> [DATA]
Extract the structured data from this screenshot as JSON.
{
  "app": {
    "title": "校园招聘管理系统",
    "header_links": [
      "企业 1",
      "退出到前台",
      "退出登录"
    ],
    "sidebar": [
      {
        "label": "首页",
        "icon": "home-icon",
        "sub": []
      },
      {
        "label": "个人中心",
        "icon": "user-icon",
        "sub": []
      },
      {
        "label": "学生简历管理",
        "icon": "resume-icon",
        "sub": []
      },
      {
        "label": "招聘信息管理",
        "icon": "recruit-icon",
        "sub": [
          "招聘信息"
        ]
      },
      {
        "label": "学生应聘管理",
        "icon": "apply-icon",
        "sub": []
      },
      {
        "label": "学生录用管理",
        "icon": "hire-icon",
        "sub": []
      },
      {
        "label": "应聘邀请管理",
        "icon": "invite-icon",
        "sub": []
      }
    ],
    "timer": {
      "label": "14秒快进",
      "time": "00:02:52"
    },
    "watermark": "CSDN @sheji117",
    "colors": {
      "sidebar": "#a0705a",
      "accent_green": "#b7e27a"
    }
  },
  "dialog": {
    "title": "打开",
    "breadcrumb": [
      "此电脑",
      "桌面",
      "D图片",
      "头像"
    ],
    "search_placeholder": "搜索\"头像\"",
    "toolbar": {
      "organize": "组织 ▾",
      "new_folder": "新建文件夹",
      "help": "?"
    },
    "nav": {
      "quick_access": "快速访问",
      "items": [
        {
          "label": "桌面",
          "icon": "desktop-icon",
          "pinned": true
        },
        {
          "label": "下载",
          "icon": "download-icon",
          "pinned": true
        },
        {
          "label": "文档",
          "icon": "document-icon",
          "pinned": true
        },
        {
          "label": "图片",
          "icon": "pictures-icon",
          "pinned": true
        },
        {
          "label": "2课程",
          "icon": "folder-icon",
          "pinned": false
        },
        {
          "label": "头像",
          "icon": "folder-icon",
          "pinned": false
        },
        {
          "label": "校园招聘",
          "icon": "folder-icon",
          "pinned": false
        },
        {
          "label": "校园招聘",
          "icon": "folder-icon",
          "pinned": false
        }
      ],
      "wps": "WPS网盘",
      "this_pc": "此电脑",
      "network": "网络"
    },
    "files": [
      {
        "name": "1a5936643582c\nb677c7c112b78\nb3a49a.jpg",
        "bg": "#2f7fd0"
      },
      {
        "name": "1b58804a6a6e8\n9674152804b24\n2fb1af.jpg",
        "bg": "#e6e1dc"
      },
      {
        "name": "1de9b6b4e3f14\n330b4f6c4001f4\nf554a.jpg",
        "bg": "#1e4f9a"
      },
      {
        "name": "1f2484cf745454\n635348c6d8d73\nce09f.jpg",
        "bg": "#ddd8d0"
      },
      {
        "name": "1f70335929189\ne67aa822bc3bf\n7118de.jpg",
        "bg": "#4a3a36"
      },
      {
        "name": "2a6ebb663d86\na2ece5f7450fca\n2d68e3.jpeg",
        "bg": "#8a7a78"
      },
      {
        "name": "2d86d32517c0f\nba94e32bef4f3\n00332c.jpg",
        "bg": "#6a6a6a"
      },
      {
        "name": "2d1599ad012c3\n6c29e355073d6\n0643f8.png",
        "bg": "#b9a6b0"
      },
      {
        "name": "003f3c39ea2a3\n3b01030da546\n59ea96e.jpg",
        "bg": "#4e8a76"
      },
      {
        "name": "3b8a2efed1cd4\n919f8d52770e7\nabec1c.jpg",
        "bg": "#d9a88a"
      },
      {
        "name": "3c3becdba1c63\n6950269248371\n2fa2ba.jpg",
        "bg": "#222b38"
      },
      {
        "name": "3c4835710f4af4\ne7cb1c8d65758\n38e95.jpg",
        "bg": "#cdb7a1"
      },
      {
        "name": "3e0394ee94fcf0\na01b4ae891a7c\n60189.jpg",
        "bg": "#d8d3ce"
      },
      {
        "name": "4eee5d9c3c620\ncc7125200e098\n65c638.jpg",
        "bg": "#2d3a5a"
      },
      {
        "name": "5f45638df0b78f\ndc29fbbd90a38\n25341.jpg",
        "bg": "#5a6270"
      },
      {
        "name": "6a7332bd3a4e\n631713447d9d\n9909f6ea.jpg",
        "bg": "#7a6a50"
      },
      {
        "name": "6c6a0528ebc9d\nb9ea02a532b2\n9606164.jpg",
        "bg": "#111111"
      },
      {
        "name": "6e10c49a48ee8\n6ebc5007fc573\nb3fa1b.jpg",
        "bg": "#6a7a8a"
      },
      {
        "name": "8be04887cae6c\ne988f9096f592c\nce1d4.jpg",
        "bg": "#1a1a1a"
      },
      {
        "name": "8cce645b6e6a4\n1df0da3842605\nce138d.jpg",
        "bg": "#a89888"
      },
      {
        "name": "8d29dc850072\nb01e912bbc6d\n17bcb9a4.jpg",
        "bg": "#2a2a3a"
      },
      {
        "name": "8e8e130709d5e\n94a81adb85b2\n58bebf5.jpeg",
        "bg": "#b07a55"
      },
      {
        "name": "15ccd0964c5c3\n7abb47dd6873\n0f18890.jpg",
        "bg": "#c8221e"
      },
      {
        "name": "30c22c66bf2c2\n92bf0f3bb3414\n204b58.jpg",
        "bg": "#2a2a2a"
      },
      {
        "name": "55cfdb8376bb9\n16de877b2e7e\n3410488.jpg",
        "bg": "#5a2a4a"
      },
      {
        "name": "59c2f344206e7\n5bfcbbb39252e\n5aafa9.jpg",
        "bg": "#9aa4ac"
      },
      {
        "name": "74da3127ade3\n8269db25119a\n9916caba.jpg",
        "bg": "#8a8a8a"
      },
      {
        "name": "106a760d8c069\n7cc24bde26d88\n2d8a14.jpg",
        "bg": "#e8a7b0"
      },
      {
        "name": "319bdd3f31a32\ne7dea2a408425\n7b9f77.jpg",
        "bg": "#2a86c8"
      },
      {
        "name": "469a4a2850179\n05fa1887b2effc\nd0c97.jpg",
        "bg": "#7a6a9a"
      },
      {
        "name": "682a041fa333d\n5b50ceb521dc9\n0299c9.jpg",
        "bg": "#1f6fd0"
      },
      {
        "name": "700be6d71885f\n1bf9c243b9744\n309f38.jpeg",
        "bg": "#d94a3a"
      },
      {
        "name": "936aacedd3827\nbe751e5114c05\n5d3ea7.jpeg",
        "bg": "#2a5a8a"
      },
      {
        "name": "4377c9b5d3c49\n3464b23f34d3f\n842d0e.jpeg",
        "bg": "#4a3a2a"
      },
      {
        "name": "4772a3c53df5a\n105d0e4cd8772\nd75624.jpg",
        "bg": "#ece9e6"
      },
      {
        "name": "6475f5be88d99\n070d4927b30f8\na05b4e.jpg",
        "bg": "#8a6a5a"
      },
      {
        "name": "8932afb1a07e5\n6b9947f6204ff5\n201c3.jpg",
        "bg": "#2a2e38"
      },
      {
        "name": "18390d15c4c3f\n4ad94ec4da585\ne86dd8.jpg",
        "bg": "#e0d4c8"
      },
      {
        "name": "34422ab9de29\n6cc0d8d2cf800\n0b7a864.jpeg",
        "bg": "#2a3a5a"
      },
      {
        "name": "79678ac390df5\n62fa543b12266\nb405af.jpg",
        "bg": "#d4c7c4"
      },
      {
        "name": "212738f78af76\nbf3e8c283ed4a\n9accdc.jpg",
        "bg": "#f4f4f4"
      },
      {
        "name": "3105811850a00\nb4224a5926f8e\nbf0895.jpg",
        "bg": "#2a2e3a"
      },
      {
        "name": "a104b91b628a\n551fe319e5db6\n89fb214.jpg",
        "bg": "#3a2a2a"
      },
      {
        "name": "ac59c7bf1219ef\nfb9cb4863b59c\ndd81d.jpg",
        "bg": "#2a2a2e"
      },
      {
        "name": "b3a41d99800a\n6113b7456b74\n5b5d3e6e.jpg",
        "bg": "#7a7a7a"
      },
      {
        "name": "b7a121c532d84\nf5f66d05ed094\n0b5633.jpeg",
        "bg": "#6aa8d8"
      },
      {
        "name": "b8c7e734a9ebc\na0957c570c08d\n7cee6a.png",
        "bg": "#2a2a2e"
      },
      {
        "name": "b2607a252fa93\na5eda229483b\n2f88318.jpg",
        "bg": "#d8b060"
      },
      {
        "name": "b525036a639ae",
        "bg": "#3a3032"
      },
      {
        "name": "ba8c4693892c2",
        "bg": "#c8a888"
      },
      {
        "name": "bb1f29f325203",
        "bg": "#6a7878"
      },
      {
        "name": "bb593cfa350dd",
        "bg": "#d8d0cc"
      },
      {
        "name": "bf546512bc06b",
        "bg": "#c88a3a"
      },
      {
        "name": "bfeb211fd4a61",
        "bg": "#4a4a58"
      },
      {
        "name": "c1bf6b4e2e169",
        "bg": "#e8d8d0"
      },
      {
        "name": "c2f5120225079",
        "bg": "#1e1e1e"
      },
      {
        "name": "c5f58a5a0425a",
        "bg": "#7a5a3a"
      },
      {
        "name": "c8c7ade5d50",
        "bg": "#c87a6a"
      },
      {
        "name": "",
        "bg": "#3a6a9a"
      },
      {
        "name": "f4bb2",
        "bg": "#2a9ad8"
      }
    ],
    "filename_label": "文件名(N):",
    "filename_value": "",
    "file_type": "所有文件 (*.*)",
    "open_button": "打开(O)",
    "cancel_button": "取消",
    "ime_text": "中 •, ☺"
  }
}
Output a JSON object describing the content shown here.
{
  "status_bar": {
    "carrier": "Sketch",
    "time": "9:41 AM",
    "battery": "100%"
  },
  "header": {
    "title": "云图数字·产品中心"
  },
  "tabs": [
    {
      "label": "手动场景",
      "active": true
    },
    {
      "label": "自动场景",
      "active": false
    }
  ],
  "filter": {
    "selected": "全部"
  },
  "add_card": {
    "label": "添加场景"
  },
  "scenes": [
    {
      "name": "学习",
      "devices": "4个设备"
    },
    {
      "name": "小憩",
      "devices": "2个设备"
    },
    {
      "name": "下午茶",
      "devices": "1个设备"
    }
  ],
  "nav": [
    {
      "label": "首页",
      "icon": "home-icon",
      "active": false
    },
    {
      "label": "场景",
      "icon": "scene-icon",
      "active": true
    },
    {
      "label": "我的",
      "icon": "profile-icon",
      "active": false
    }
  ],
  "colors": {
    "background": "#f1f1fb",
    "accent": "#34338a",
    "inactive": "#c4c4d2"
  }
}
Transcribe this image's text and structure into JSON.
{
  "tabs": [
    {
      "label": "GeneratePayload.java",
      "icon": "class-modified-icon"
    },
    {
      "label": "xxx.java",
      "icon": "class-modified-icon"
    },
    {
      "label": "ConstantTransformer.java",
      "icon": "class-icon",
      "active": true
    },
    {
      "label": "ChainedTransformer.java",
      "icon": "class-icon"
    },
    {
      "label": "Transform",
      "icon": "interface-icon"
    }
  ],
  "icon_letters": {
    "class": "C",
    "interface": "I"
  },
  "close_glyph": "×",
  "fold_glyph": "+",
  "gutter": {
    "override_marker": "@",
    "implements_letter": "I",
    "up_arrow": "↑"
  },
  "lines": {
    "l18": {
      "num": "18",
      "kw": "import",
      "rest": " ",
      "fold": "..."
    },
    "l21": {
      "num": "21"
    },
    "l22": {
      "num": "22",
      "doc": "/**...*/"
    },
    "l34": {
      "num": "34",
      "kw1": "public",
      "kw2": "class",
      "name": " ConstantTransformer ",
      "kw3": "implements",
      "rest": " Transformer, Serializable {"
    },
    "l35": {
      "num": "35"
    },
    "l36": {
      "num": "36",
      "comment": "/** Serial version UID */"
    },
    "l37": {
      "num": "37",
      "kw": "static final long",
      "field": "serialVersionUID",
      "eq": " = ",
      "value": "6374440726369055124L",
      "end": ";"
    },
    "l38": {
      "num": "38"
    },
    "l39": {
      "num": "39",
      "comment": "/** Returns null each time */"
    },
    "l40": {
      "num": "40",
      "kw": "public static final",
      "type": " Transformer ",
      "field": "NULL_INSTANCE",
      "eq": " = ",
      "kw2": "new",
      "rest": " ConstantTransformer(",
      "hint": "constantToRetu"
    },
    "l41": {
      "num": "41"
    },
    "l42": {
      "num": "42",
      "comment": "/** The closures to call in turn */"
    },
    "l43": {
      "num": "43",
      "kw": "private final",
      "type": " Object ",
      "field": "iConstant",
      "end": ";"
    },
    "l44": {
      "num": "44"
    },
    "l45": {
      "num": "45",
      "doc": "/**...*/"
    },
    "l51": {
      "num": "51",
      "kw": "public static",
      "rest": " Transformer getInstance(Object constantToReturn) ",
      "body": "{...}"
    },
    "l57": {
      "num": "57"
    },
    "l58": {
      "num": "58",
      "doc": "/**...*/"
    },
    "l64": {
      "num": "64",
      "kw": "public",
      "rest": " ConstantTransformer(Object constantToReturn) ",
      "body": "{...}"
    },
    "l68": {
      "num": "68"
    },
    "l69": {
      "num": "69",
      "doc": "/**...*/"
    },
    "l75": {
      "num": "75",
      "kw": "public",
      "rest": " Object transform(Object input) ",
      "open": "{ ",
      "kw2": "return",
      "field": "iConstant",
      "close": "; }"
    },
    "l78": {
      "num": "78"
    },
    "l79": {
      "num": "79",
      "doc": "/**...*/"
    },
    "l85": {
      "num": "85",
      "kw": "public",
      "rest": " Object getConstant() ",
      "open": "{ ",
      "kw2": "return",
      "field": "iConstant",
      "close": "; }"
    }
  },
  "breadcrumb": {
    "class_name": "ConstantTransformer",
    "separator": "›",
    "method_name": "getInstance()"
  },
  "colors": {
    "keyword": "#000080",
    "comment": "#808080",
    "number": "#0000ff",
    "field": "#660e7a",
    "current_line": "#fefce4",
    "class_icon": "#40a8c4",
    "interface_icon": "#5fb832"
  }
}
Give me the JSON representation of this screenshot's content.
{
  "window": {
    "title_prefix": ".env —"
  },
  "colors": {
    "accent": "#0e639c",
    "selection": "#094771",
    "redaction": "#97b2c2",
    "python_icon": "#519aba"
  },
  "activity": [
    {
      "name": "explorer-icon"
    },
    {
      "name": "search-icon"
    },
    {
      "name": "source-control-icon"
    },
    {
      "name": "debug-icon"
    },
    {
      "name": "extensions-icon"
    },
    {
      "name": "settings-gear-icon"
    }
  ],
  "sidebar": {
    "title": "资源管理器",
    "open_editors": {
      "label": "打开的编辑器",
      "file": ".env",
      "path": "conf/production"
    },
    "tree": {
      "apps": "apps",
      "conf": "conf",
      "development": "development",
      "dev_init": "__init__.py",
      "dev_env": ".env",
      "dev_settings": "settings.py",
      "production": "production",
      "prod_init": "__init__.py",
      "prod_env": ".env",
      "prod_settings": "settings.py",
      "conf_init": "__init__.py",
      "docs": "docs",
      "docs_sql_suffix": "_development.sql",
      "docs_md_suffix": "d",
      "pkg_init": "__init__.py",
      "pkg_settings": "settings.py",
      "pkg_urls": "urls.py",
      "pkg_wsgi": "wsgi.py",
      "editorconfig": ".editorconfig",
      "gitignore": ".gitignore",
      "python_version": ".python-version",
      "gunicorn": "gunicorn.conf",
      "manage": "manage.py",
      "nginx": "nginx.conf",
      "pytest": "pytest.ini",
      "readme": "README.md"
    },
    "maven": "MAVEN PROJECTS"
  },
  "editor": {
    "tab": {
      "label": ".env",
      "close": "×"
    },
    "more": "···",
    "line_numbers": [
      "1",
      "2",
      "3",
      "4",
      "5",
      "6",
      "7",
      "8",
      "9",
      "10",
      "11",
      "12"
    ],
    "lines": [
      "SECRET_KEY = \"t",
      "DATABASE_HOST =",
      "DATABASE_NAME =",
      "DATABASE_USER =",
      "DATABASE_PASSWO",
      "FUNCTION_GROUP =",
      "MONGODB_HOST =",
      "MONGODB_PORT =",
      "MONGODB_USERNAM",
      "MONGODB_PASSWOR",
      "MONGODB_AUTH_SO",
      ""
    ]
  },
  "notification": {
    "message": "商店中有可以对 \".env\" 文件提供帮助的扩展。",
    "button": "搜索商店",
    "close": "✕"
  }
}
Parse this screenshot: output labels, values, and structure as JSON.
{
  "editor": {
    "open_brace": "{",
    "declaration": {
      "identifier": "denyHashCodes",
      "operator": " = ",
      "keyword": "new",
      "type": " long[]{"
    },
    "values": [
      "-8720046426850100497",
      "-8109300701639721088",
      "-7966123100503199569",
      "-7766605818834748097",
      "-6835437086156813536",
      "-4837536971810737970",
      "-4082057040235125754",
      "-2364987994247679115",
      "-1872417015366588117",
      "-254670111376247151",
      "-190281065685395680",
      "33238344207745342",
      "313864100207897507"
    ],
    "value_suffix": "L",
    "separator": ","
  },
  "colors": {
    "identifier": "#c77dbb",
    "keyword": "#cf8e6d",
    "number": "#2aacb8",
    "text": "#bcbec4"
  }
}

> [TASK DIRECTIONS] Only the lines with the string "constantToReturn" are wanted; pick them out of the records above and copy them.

> [EXERCISE ANSWER]
      "rest": " Transformer getInstance(Object constantToReturn) ",
      "rest": " ConstantTransformer(Object constantToReturn) ",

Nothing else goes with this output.